I think so many times we approach health and fitness goals with an “all or nothing” mindset. For example, you might think your day is ruined because you veered off of your diet with an unhealthy meal or snack. Or, you decided not to workout today because you couldn’t do the allotted 60 minutes that you had planned for. Instead of doing something, you may have chosen nothing at all. You gave up on day two of 30 days of clean eating. Do any of those sound familiar? It doesn’t have to be all or nothing and something is better than nothing. My tips below might give you some perspective on how to reach your health and fitness goals even when life throws you a curve ball.

My philosophy is nourish, movement, mindset. If we can work on nourishing our bodies, moving them mindfully and maintaining a healthy attitude, we can function a little better day by day, week by week, month by month and eventually get into the healthy habits on a regular basis that we need to achieve total body balance.

1. Nourish.
Focus on one small thing at a time. Start simple and work from there. Don’t expect to change your eating habits overnight. Small changes executed day after day, week after week and so on can lead to really big change. So pick one small nutrition action and practice it for one to two weeks before adding in a new change.

Examples: Work on portion control (without regard to food quality), add one colorful food in at each meal, take 15 minutes to meal prep tomorrow’s healthy food or omit your sugary after dinner snack (swap it out with a healthy alternative). You could eat slowly and chew your food completely or focus on balancing your meals so that you have protein, carbohydrate and fat at each meal.
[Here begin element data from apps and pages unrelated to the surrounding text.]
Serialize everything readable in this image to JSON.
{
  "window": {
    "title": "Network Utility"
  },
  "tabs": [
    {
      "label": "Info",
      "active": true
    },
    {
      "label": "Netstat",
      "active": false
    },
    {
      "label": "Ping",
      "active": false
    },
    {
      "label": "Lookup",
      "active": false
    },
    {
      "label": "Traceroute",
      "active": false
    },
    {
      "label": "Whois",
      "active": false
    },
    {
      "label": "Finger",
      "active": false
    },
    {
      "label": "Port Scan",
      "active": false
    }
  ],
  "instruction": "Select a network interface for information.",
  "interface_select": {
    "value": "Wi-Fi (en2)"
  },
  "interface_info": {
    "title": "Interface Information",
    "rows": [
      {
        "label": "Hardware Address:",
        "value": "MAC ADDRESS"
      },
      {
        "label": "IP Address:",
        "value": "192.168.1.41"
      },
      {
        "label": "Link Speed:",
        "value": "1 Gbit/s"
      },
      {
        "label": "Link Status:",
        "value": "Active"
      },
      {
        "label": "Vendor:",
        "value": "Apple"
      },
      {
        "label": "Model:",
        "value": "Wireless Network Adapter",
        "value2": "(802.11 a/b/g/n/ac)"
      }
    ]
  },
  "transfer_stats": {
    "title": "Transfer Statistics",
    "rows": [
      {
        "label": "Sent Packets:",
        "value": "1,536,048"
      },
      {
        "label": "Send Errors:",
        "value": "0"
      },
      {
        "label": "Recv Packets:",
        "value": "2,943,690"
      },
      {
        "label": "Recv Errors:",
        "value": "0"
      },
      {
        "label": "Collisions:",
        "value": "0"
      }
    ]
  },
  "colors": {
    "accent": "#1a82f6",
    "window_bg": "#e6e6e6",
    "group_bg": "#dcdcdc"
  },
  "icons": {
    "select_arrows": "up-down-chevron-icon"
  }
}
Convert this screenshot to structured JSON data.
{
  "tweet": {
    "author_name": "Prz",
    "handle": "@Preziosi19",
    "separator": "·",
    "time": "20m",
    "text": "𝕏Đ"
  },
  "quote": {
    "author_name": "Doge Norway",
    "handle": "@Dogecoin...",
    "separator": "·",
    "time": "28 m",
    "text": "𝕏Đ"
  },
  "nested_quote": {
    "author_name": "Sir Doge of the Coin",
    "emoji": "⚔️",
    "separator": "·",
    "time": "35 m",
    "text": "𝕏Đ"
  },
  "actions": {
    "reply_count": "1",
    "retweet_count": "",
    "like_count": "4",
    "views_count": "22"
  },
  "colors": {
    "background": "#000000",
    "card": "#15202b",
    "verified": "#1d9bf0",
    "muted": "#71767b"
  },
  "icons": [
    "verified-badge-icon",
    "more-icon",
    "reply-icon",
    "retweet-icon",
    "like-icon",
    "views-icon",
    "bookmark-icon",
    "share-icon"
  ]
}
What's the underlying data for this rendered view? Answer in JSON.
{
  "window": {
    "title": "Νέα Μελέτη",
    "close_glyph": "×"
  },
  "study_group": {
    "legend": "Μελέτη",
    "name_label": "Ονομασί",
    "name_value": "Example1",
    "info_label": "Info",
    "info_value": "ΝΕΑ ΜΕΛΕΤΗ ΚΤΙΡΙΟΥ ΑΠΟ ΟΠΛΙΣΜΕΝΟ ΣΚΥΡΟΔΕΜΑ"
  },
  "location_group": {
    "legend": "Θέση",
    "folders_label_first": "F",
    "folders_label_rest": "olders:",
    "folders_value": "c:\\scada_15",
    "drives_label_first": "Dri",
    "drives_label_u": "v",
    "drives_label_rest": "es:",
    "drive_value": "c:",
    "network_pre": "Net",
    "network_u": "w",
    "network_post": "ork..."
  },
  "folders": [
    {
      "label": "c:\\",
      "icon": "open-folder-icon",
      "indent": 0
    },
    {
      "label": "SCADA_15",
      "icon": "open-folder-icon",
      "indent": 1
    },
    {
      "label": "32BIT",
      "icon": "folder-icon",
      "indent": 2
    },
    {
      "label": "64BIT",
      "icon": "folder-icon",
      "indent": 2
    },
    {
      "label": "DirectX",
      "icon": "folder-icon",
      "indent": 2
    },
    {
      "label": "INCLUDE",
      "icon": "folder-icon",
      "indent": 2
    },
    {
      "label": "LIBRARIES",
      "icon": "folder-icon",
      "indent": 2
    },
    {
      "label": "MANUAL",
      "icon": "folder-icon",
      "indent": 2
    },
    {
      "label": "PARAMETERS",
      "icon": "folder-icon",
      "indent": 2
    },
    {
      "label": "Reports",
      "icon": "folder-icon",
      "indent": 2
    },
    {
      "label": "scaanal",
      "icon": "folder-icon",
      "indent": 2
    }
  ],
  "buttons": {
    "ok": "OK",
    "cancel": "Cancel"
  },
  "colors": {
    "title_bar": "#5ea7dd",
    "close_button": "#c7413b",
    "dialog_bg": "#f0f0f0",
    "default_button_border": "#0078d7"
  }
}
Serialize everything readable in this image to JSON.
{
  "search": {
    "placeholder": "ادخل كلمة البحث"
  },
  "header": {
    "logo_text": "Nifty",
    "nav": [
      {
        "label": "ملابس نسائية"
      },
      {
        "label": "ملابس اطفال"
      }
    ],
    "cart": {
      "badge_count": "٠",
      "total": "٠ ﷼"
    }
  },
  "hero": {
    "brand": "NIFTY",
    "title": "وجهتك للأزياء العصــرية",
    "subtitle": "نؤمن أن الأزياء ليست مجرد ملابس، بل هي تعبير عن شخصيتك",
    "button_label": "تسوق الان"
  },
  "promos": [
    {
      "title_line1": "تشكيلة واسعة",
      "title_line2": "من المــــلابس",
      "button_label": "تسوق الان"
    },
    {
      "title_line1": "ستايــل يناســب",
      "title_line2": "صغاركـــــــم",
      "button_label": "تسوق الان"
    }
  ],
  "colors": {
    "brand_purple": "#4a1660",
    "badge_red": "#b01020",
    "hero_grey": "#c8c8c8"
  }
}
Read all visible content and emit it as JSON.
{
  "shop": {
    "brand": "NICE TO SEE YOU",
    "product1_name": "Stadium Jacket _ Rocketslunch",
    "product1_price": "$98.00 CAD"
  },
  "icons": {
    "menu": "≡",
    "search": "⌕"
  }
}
Omitting processed foods at one to two meals per day is also another great option. These are just some examples but it’s up to you to figure out which little step you can take to improve your nutrition.

2. Movement.
Take advantage of the time that you DO have. Carve out space in the small pockets of your time. We get fixated on time so often that we don’t realize that a little is always better than nothing. For example, it’s so easy to think that you have to do a workout for 30 minutes to 1 hour. Wouldn’t 15 minutes of that workout be better than nothing though? The answer is yes! So squeeze in what you can, when you can.

Get unconventional. Maybe you don’t have time to get in a “workout”. Do what you can with what you’ve got. Maybe you take the stairs that day instead of the elevator. Park in the parking space furthest away from the building (gasp!) to get some extra steps in. Stand up from your desk and walk around for a minute every 15 or 20 minutes. Run around at the playground with your kids. Movement doesn’t always have to be in the form of a straight up 30 minute HIIT workout. It can be moving and active – outside or inside. What are the ways that you could get in some more movement?

Move mindfully. Pay close attention to your body and what it’s trying to tell you. Your body and energy levels will fluctuate day by day so take advantage of more vigorous workouts when you can and also add in active recovery, lighter workouts or even yoga or stretching when necessary.

3. Mindset.
Don’t give up. Don’t throw in the towel on eating right and moving your body. It’s seems easy to take the “all or nothing” approach but that’s not necessary. Something is always better than nothing.Don’t beat yourself up! Life ebbs and flows for everyone. Take a look at where you’re at right now and what you can make work right now.

The most important thing is to honor where you’re at. Only you know what you’re capable of at this point in your life. Make sure the small steps you take are 100% doable for you and your lifestyle. Small steps over time can add up to big change.